Early investments have big payoffs. We know this from the High/Scope Perry Preschool Project in Michigan that is often credited for the expansion of Head Start. We know it from a handful of other longitudinal studies – including a recently released 15-year follow-up study of Chicago preschoolers – that tracked youngsters five to 10 years after preschool and found big differences in academic performance and risk behaviors.
The power of early investments has been confirmed once again with new findings on the children (now in their 20s) who participated in the Abecedarian Preschool Project in Chapel Hill, N.C. The study provided randomly selected children born to low-IQ, poorly educated, single mothers with up to eight years of infant and child development programming. To ensure a good comparison, the families of children in both the experimental and the control groups were provided with the full range of health and social supports. (Applied Developmental Science, Vol.6, No.1 2002).
The early results were impressive. The children in the experimental and control groups started out the same – all within the normal range on developmental tests at age 9 months. By age 3 there was a 30-point IQ difference between the two groups. Children who were born healthy were on the verge of mental retardation.
The story continues as the children entered elementary school. The experimental and control preschool groups were each split to test the impact of an after-school program. The school-age intervention was provided for half of each group for three more years.
Those who had not received the intensive preschool program benefited slightly from the school-age intervention (age 8 reading scores of 86 vs. 83). Those who received both the preschool and the school-age programs did the best (96 vs. 92). By age 15, the children who had not received the preschool program were four times more likely to have been placed in special education and almost twice as likely to have repeated a grade.
At age 21, those who were in the preschool program still had significantly higher scores on reading and math tests as young adults, had completed more years of education, were more likely to be in college and showed fewer teenage pregnancies than those in the control group. This is the first longitudinal study of preschool intervention that shows impacts on reading and math proficiency that last into adulthood. The researchers attribute the impact to the fact that the program started with infants.
Important study? Absolutely. Why share it in Youth Today? Because the effects of the school-age program were minimal. That program maintained the preschool benefits for reading, but was not by itself nearly as strong as the preschool intervention.
Every youth worker, teacher, parent and young person believes that children need early and sustained supports. The early foundation is critical, but we can’t expect kids to coast for 15 years because they got a good sendoff. Equally important, every one of us believes that young people who did not get great sendoffs can rally in the third quarter.
What we believe, however, has to be squared with what researchers report.
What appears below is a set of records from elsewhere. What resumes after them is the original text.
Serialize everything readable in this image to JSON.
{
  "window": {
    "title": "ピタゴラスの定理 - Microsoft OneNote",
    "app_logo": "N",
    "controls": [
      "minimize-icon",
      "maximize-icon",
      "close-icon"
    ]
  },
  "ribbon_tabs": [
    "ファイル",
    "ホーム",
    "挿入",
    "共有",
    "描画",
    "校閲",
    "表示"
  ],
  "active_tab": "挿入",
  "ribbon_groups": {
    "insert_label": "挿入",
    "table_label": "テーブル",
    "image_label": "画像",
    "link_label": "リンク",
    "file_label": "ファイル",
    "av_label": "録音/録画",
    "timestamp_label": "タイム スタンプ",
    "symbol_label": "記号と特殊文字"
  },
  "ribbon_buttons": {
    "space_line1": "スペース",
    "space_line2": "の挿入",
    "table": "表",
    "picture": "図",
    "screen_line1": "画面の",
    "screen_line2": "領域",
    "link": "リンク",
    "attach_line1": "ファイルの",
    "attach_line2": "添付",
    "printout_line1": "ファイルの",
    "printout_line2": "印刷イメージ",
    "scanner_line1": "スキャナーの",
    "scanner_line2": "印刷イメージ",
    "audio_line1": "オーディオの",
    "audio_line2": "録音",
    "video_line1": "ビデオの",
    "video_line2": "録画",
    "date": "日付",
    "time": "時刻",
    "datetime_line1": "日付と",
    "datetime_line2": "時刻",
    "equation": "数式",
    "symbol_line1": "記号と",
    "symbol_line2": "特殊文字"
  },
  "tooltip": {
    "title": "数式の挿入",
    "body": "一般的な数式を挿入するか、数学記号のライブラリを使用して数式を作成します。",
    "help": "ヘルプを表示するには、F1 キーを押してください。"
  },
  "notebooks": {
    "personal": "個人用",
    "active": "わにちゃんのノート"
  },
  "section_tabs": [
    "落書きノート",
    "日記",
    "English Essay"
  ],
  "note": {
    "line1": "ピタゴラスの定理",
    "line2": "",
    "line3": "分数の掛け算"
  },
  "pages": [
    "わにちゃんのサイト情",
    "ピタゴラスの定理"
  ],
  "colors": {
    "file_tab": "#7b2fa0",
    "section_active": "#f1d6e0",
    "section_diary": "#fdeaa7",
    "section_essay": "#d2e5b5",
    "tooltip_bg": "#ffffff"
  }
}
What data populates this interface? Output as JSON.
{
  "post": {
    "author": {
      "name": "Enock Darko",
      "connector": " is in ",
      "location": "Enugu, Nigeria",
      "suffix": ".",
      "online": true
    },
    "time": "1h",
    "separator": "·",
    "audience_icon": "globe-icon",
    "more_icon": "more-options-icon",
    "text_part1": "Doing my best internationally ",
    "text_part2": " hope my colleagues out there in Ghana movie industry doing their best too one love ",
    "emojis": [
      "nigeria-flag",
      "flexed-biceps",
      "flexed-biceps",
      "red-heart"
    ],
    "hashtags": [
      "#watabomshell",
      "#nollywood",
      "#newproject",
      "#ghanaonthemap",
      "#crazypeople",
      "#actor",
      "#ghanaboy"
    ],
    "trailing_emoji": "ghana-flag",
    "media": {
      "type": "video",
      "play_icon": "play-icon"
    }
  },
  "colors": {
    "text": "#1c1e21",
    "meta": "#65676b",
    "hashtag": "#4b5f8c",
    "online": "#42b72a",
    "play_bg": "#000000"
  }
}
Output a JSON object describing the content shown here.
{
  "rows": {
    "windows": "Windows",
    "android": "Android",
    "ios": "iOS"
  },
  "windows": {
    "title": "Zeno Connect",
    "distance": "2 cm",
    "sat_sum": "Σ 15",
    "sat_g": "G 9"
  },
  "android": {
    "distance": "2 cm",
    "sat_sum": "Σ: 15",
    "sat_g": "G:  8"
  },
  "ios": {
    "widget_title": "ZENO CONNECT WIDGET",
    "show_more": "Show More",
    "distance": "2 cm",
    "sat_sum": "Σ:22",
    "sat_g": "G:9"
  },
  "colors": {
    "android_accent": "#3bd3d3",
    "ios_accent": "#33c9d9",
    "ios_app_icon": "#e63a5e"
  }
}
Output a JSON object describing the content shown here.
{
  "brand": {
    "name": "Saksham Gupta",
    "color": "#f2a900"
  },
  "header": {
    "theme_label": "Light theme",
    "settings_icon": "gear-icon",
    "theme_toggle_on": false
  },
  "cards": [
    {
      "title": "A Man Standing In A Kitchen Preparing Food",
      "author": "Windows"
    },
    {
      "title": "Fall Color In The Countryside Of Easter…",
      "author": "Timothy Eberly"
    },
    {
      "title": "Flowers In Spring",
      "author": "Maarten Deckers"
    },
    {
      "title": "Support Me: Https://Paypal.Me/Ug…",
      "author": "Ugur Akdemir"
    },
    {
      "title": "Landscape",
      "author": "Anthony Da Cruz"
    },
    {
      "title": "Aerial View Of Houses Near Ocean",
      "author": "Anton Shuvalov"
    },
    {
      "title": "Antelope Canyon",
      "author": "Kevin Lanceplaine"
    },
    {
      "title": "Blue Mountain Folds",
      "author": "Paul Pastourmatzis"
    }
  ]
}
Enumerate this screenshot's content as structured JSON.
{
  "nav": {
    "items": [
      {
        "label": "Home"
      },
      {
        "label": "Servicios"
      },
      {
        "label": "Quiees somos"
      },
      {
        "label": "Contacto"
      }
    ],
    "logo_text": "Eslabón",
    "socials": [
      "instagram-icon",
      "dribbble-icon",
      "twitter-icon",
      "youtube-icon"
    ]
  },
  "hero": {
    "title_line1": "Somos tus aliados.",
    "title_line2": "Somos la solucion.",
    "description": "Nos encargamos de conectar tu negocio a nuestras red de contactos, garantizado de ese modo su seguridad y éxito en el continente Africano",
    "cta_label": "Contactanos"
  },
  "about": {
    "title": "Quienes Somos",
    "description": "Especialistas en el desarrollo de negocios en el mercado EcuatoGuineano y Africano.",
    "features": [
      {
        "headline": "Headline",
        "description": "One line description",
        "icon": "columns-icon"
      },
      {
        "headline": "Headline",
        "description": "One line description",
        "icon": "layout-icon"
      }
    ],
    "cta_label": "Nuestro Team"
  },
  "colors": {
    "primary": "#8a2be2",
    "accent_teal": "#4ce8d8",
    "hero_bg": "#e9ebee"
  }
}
When powerful studies like the Abecedarian project question the relative power of investments in supplemental K-3 programs, the arguments for investments in programs for adolescents get even tougher unless we tackle the elephant in the room – the K-12 educational system.
Supplemental supports can have long-term impacts. Results of the Quantum Opportunities Program and the High/Scope longitudinal study of under-performing disadvantaged youth (“Challenging the Potential,” 1992) found that an intensive immersion in a four-week residential program had a long-term impact on the educational outcomes of participants.
The message I take away from the Abecedarian Project is this: Early intervention counts, but so does quality. The preschool project reached children in their critical early years with a high-quality, integrated set of educational and support services to the children and their parents. The school-age project got them later and for less time. But it also relinquished control of the educational experience to schools.
Until we conduct longitudinal research on the middle and high school innovations that are retooling the provision of academic and social education from 8 a.m. to 8 p.m., we will not have the evidence we need to argue that powerful mid-course corrections are not only possible, but will have predictably positive outcomes. The recent report, “Community Programs to Promote Youth Development,” issued by the National Research Council (www.nap.edu) calls for more experimental research. We need to get behind this recommendation big time.